PLASTIC BAG at the Horseshoe, March 11. Tickets: free. Attendance: 100. Rating: NNN Rating: NNN
there is, as dubya would tell you,something to be said for overwhelming force when subtlety just won't do.Over the past few years, Plastic Bag have earned a dubious reputation as Toronto's loudest and heaviest band; ears are still ringing from their infamous CMW showcase at the 360 more than a year ago. There's no real refinement to the group's power rock, just sheer brutality and a suffocating density matched by the volume at which they play.
Producer Ian Blurton has done little to blunt the edges on the Bag's new Chemical disc, but it's live that the group is particularly punishing.
At Tuesday's record release gig, the band was its usual blowtorch self, with towering frontman Eric Bridenbaker shrieking furiously and guitarist Cam Bull grinding out power riffs and rattling the bowls of pretzels on the bar.
There was the typical roar, but something was missing. Maybe it was the slim crowd, but Bridenbaker didn't have his usual eye-popping intensity. The decision to skip Middle Man --- the group's pile-driving hit-in-waiting -- wasn't a good idea. Neither were the hushed power ballads that showed just why Plastic Bag has favoured brawn over lyrical subtlety.

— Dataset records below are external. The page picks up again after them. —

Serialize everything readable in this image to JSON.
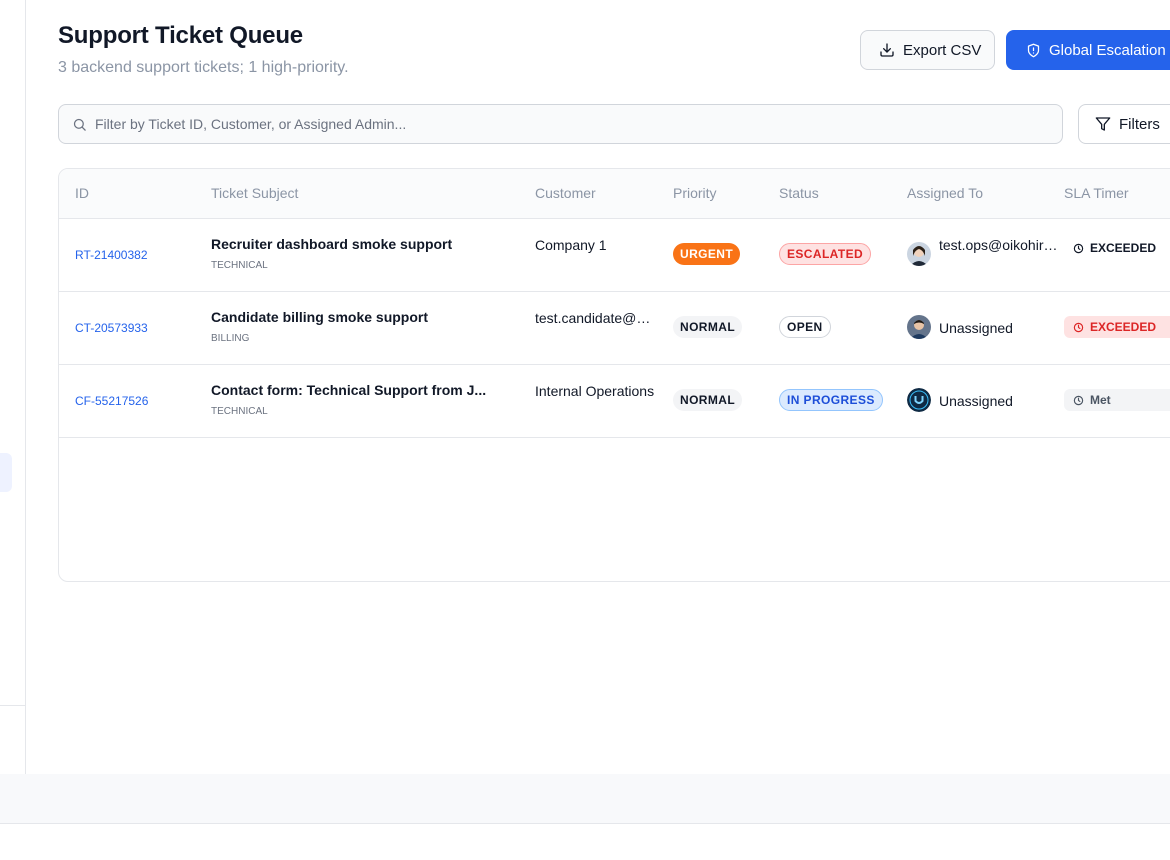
{
  "header": {
    "title": "Support Ticket Queue",
    "subtitle": "3 backend support tickets; 1 high-priority.",
    "export_label": "Export CSV",
    "escalation_label": "Global Escalation"
  },
  "search": {
    "placeholder": "Filter by Ticket ID, Customer, or Assigned Admin...",
    "filters_label": "Filters"
  },
  "table": {
    "columns": [
      "ID",
      "Ticket Subject",
      "Customer",
      "Priority",
      "Status",
      "Assigned To",
      "SLA Timer"
    ],
    "rows": [
      {
        "id": "RT-21400382",
        "subject": "Recruiter dashboard smoke support",
        "category": "TECHNICAL",
        "customer": "Company 1",
        "priority": "URGENT",
        "status": "ESCALATED",
        "assigned": "test.ops@oikohire.com",
        "sla": "EXCEEDED"
      },
      {
        "id": "CT-20573933",
        "subject": "Candidate billing smoke support",
        "category": "BILLING",
        "customer": "test.candidate@oikohire.com",
        "priority": "NORMAL",
        "status": "OPEN",
        "assigned": "Unassigned",
        "sla": "EXCEEDED"
      },
      {
        "id": "CF-55217526",
        "subject": "Contact form: Technical Support from J...",
        "category": "TECHNICAL",
        "customer": "Internal Operations",
        "priority": "NORMAL",
        "status": "IN PROGRESS",
        "assigned": "Unassigned",
        "sla": "Met"
      }
    ]
  },
  "colors": {
    "primary": "#2563eb",
    "urgent": "#f97316",
    "danger": "#dc2626",
    "muted": "#8b95a5"
  }
}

Still, it was hard not to be impressed by the sheer brutality of the band's trademark closer, Chemical Man. A lurching wall of noise masquerading as a song, the tune left those in the Shoe paralyzed and folks in the club's front bar, and presumably all along Queen West, wide-eyed in shock. Well done.